Petite histoire du Pointillisme
Camille Pissarro, “Picking peas” (1887)

An original technique derived from Impressionism

Pointillism, also known as Divisionism, is a highly accomplished pictorial technique. It trains the eye and the mind to blend and assimilate patches of colour into a wider chromatic range. It's a relatively original approach, since the succession of dabs of colour applied to the canvas allows us to see, from a distance, a true work of art being created. The artists associated with this artistic period, like those associated with Impressionism, depicted landscapes, portraits and seascapes: generally bucolic, soothing worlds that they painted directly in the open air.

Petite histoire du Pointillisme
Henri Edmond-Cross, “The lake in the Bois de Boulogne” (oil on canvas, 1899)

Instead of mixing colors on a palette, the pointillists apply their brush directly to the canvas with raw tones. They place small round or square touches on it: the mixing and blending of pigments occur directly on the canvas and not beforehand. This technique completely breaks away from traditional painting methods!

Petite histoire du Pointillisme
Albert Dubois-Pillet, “The banks of the Marne at dawn.” (1886)

The pointillist theory holds that one can only distinguish the dots from each other from a certain distance.

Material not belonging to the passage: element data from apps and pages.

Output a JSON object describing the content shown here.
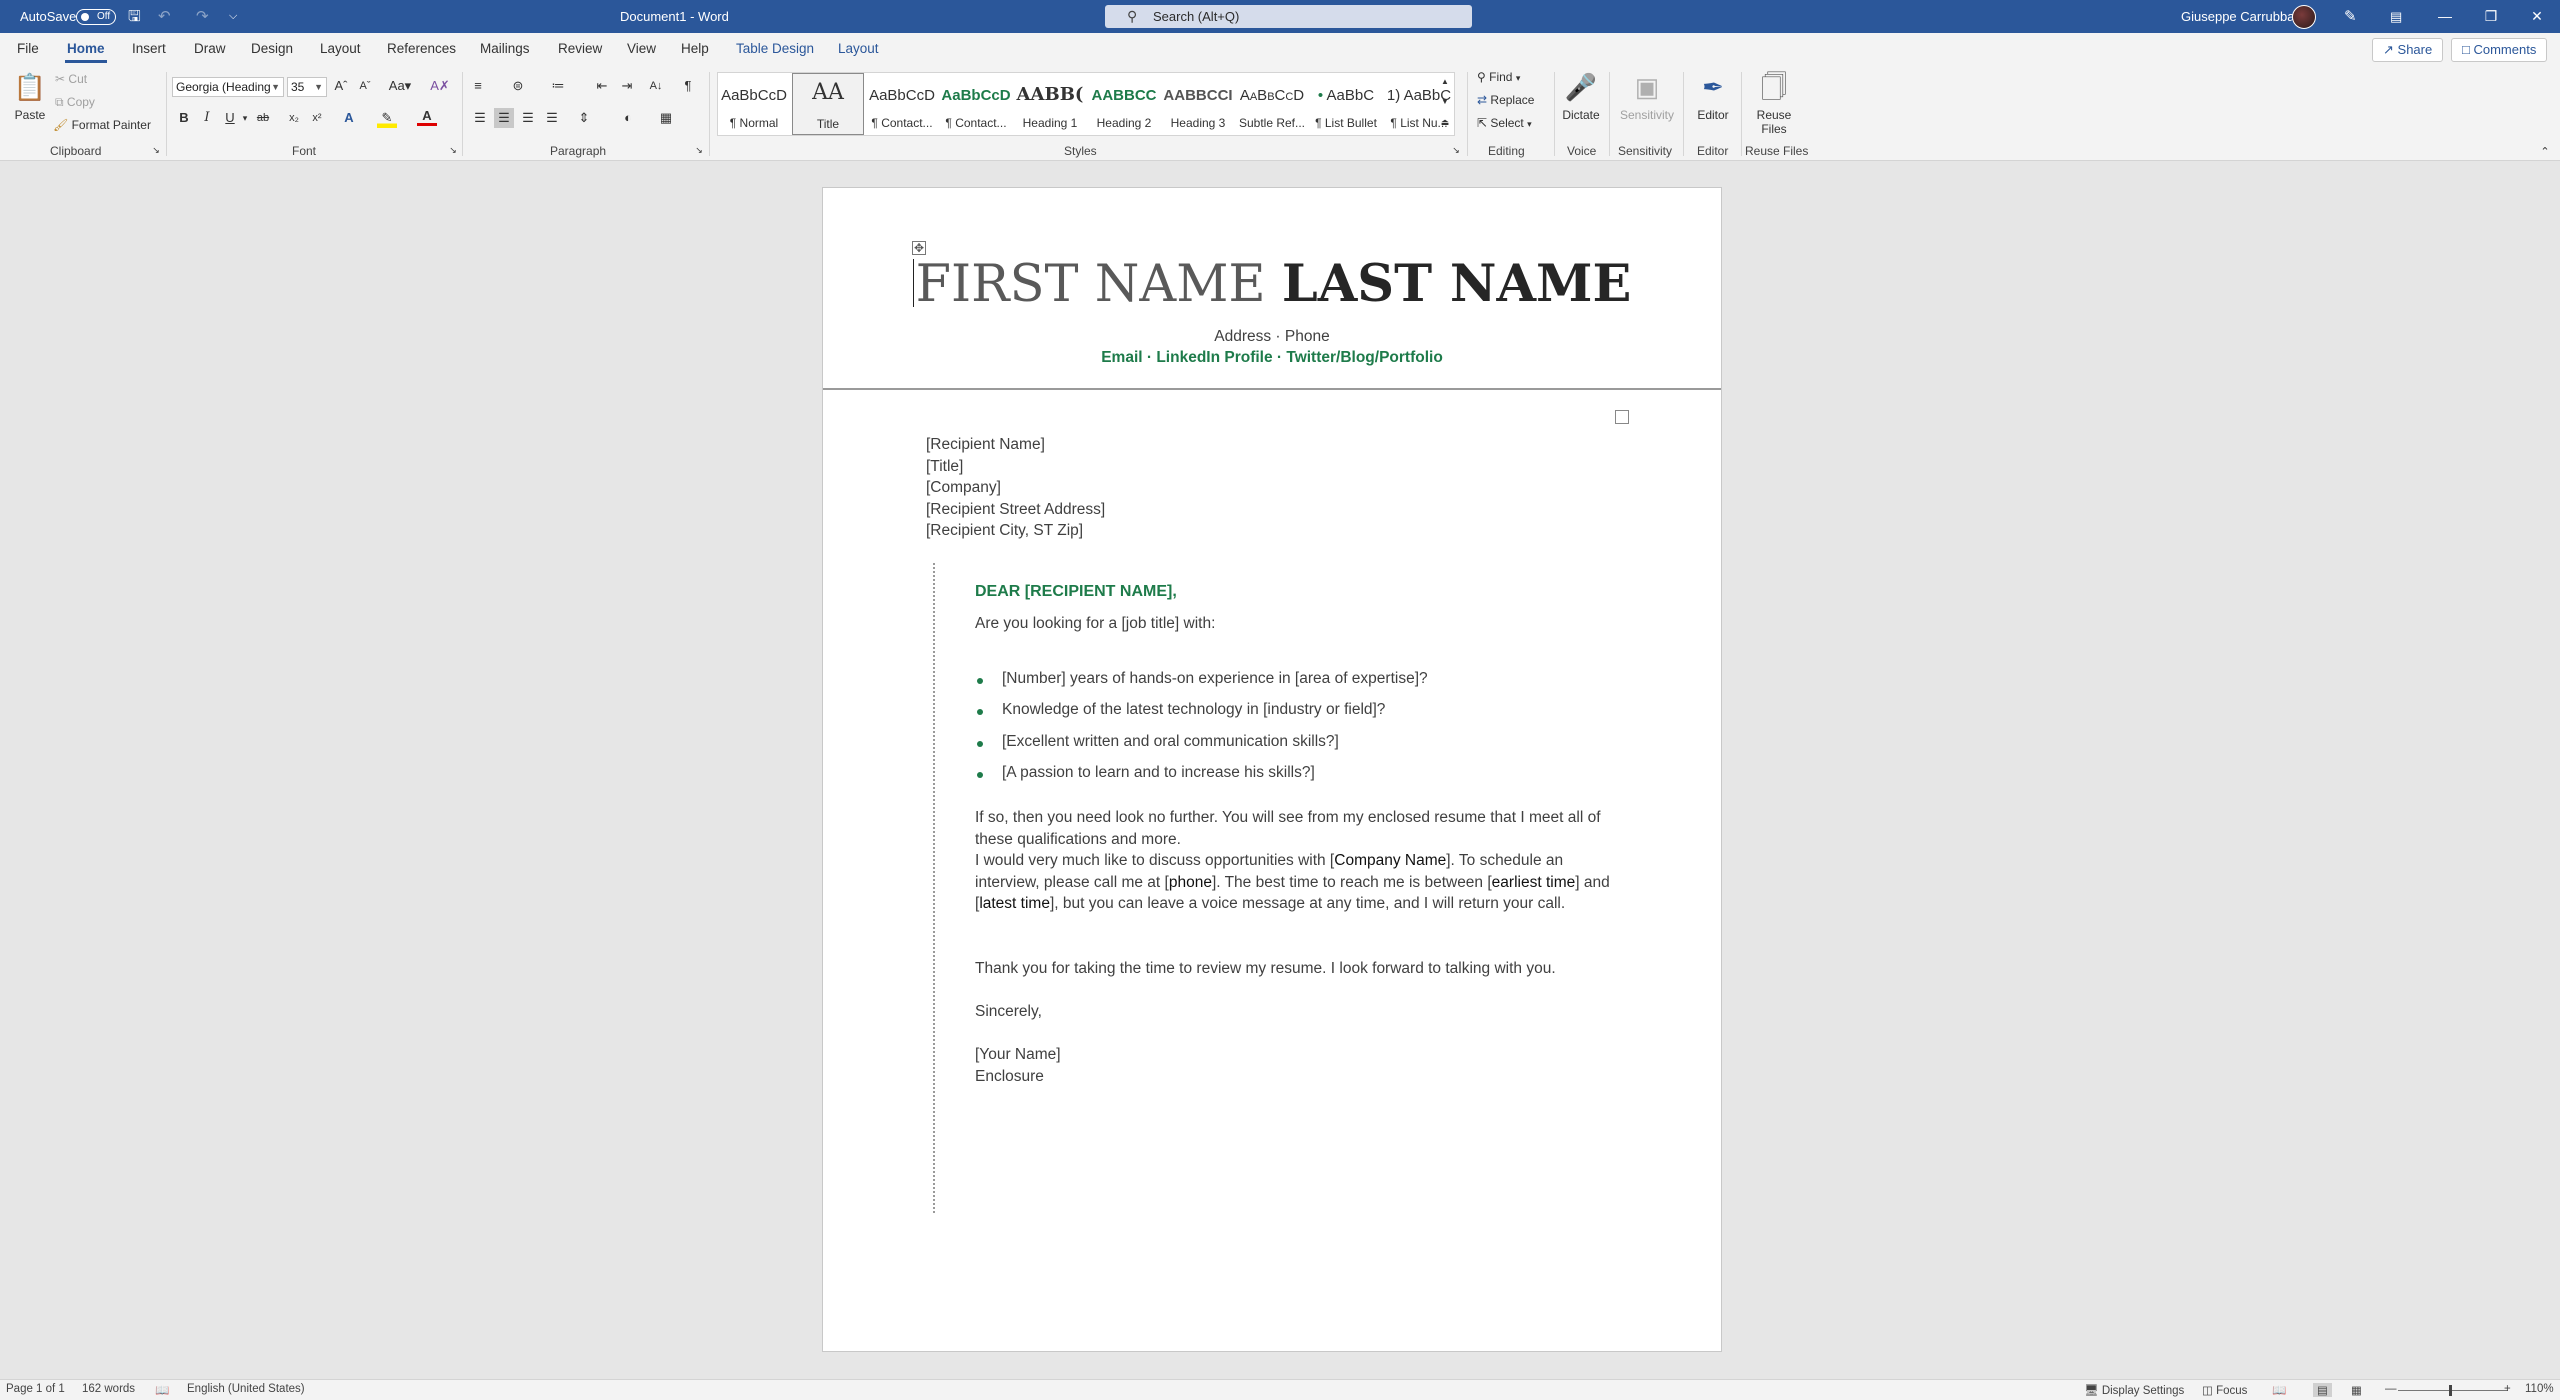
{
  "titlebar": {
    "autosave_label": "AutoSave",
    "autosave_state": "Off",
    "doc_title": "Document1 - Word",
    "search_placeholder": "Search (Alt+Q)",
    "user_name": "Giuseppe Carrubba",
    "accent_color": "#2b579a"
  },
  "tabs": [
    "File",
    "Home",
    "Insert",
    "Draw",
    "Design",
    "Layout",
    "References",
    "Mailings",
    "Review",
    "View",
    "Help",
    "Table Design",
    "Layout"
  ],
  "active_tab": "Home",
  "top_right": {
    "share": "Share",
    "comments": "Comments"
  },
  "clipboard": {
    "paste": "Paste",
    "cut": "Cut",
    "copy": "Copy",
    "format_painter": "Format Painter",
    "label": "Clipboard"
  },
  "font": {
    "name": "Georgia (Heading",
    "size": "35",
    "label": "Font"
  },
  "paragraph": {
    "label": "Paragraph"
  },
  "styles": {
    "label": "Styles",
    "items": [
      {
        "preview": "AaBbCcD",
        "name": "¶ Normal"
      },
      {
        "preview": "AA",
        "name": "Title"
      },
      {
        "preview": "AaBbCcD",
        "name": "¶ Contact..."
      },
      {
        "preview": "AaBbCcD",
        "name": "¶ Contact..."
      },
      {
        "preview": "AABB(",
        "name": "Heading 1"
      },
      {
        "preview": "AABBCC",
        "name": "Heading 2"
      },
      {
        "preview": "AABBCCI",
        "name": "Heading 3"
      },
      {
        "preview": "AaBbCcD",
        "name": "Subtle Ref..."
      },
      {
        "preview": "AaBbC",
        "name": "¶ List Bullet"
      },
      {
        "preview": "1) AaBbC",
        "name": "¶ List Nu..."
      }
    ]
  },
  "editing": {
    "find": "Find",
    "replace": "Replace",
    "select": "Select",
    "label": "Editing"
  },
  "voice": {
    "dictate": "Dictate",
    "label": "Voice"
  },
  "sensitivity": {
    "button": "Sensitivity",
    "label": "Sensitivity"
  },
  "editor": {
    "button": "Editor",
    "label": "Editor"
  },
  "reuse": {
    "button_line1": "Reuse",
    "button_line2": "Files",
    "label": "Reuse Files"
  },
  "document": {
    "first_name": "FIRST NAME",
    "last_name": "LAST NAME",
    "address_line": "Address · Phone",
    "links_line": "Email · LinkedIn Profile · Twitter/Blog/Portfolio",
    "recipient": [
      "[Recipient Name]",
      "[Title]",
      "[Company]",
      "[Recipient Street Address]",
      "[Recipient City, ST Zip]"
    ],
    "salutation": "DEAR [RECIPIENT NAME],",
    "intro": "Are you looking for a [job title] with:",
    "bullets": [
      "[Number] years of hands-on experience in [area of expertise]?",
      "Knowledge of the latest technology in [industry or field]?",
      "[Excellent written and oral communication skills?]",
      "[A passion to learn and to increase his skills?]"
    ],
    "para1": "If so, then you need look no further. You will see from my enclosed resume that I meet all of these qualifications and more.",
    "para2": {
      "t1": "I would very much like to discuss opportunities with [",
      "company": "Company Name",
      "t2": "]. To schedule an interview, please call me at [",
      "phone": "phone",
      "t3": "]. The best time to reach me is between [",
      "earliest": "earliest time",
      "t4": "] and [",
      "latest": "latest time",
      "t5": "], but you can leave a voice message at any time, and I will return your call."
    },
    "para3": "Thank you for taking the time to review my resume. I look forward to talking with you.",
    "closing": "Sincerely,",
    "your_name": "[Your Name]",
    "enclosure": "Enclosure",
    "accent_color": "#1e7b4a"
  },
  "statusbar": {
    "page": "Page 1 of 1",
    "words": "162 words",
    "language": "English (United States)",
    "display_settings": "Display Settings",
    "focus": "Focus",
    "zoom": "110%"
  }
}
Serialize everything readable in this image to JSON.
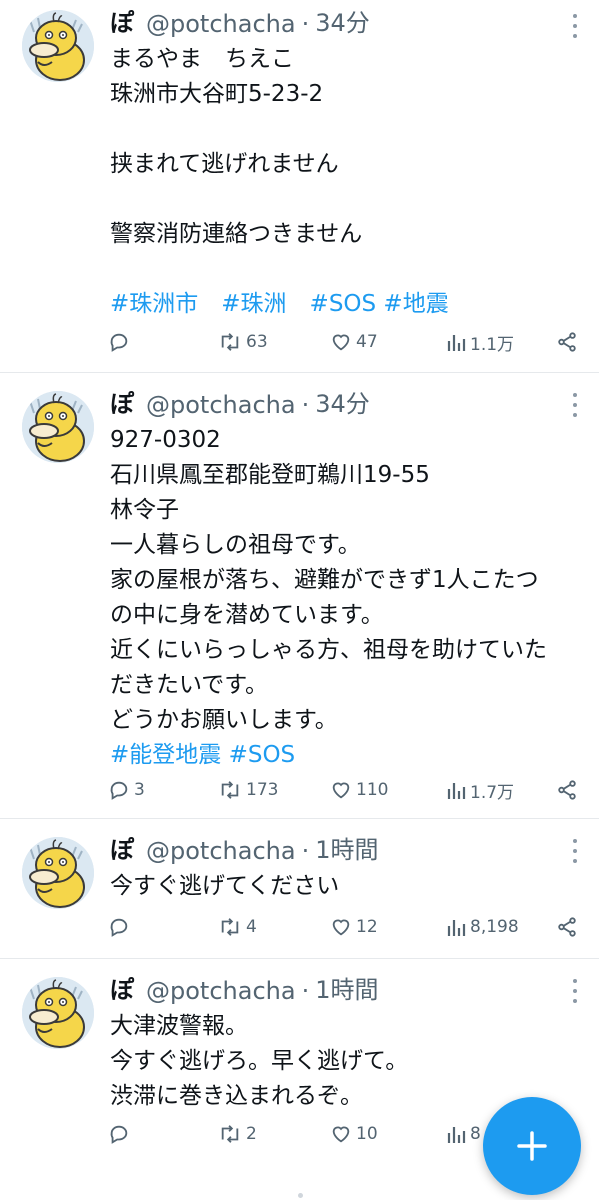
{
  "colors": {
    "link": "#1d9bf0",
    "muted": "#536471",
    "fab": "#1d9bf0"
  },
  "tweets": [
    {
      "name": "ぽ",
      "handle": "@potchacha",
      "separator": "·",
      "time": "34分",
      "lines": [
        "まるやま　ちえこ",
        "珠洲市大谷町5-23-2",
        "",
        "挟まれて逃げれません",
        "",
        "警察消防連絡つきません",
        ""
      ],
      "hashtags": "#珠洲市　#珠洲　#SOS #地震",
      "replies": "",
      "retweets": "63",
      "likes": "47",
      "views": "1.1万"
    },
    {
      "name": "ぽ",
      "handle": "@potchacha",
      "separator": "·",
      "time": "34分",
      "lines": [
        "927-0302",
        "石川県鳳至郡能登町鵜川19-55",
        "林令子",
        "一人暮らしの祖母です。",
        "家の屋根が落ち、避難ができず1人こたつ",
        "の中に身を潜めています。",
        "近くにいらっしゃる方、祖母を助けていた",
        "だきたいです。",
        "どうかお願いします。"
      ],
      "hashtags": "#能登地震 #SOS",
      "replies": "3",
      "retweets": "173",
      "likes": "110",
      "views": "1.7万"
    },
    {
      "name": "ぽ",
      "handle": "@potchacha",
      "separator": "·",
      "time": "1時間",
      "lines": [
        "今すぐ逃げてください"
      ],
      "hashtags": "",
      "replies": "",
      "retweets": "4",
      "likes": "12",
      "views": "8,198"
    },
    {
      "name": "ぽ",
      "handle": "@potchacha",
      "separator": "·",
      "time": "1時間",
      "lines": [
        "大津波警報。",
        "今すぐ逃げろ。早く逃げて。",
        "渋滞に巻き込まれるぞ。"
      ],
      "hashtags": "",
      "replies": "",
      "retweets": "2",
      "likes": "10",
      "views": "8"
    }
  ],
  "icons": {
    "reply": "reply-icon",
    "retweet": "retweet-icon",
    "like": "heart-icon",
    "views": "views-icon",
    "share": "share-icon",
    "compose": "plus-icon",
    "more": "more-icon"
  }
}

The farther one gets from the work, the better one can consider it as a whole. The visual result obtained is quite different from that which arises from a prior mixing of colors on a palette.

Thanks to this use of colors, it sometimes happens that certain areas of the canvas that remain untouched become visible, which gives an even brighter effect to the work. The raw pigments thus retain their natural brilliance, and that's also why pointillism is so original: striking chiaroscuro and colorful contrasts that continue to amaze us!

Patience, patience... pointillism is a matter of patience.

Imagine yourself in front of an easel. Brushes in hand, paint tubes nearby, all that's left is to paint. But as a pointillist painter, you have quite the constraint! You'll have to progress dot by dot and without mixing. Yes, the task seems monumental. One might wonder why painters went through so much trouble. One of the reasons is simple: they wanted to revolutionize art and present a groundbreaking vision of painting.

Petite histoire du Pointillisme
Paul Signac, "Woman Combing Her Hair." Opus 227 (Arabesques for a Dressing Room, 1892 / Encaustic on Canvas Mounted on Panel, Musée d'Orsay Collection).

To achieve this, they relied on scientific theories of the time based on optical phenomena. One of them, Charles Henry, even wrote a book titled "Color Circle" which demonstrates how colors can be combined by placing them on a circle. The complementarity of colors arises from this.

A concept widely used today, as the search for harmony also involves the use of complementary hues, meaning colors that are opposite each other on the color circle. Blue with orange, red with green, yellow with violet.

These opposing pairs are ultimately associated and can be found in the works of the pointillists. Chromatic juxtapositions that create strong contrasts and even appear to intensify the individual colors. The colors vibrate with each other, in places where you wouldn't necessarily expect them. Touches of red in Paul Signac's sky, a violet sea – in short, the application is methodical.

Petite histoire du Pointillisme
Theo van Rysselberghe, “Sunset at Ambletsuse” (oil on canvas, 1899)

Even though it characterizes Pointillism, saturation is not an unchanging principle. This explosive use of colors, of course, paved the way for Fauvism, and it's easy to understand why! As meticulous as Georges-Pierre Seurat and Paul Signac were, they also employed variations of the same hue, without necessarily mixing the pigments.

Certain canvases appear softer and less visually aggressive, even though they are based on the same principle. The gradation of tones was explored further, adding complexity and richness to the painting. Because beyond the scientific realm, the Pointillists were also deeply sensitive individuals...

Petite histoire du Pointillisme
Georges Seurat, “Port-en-Bessin at high tide” (oil on canvas, 1888)

Related Artworks

Related Guides









Read This Next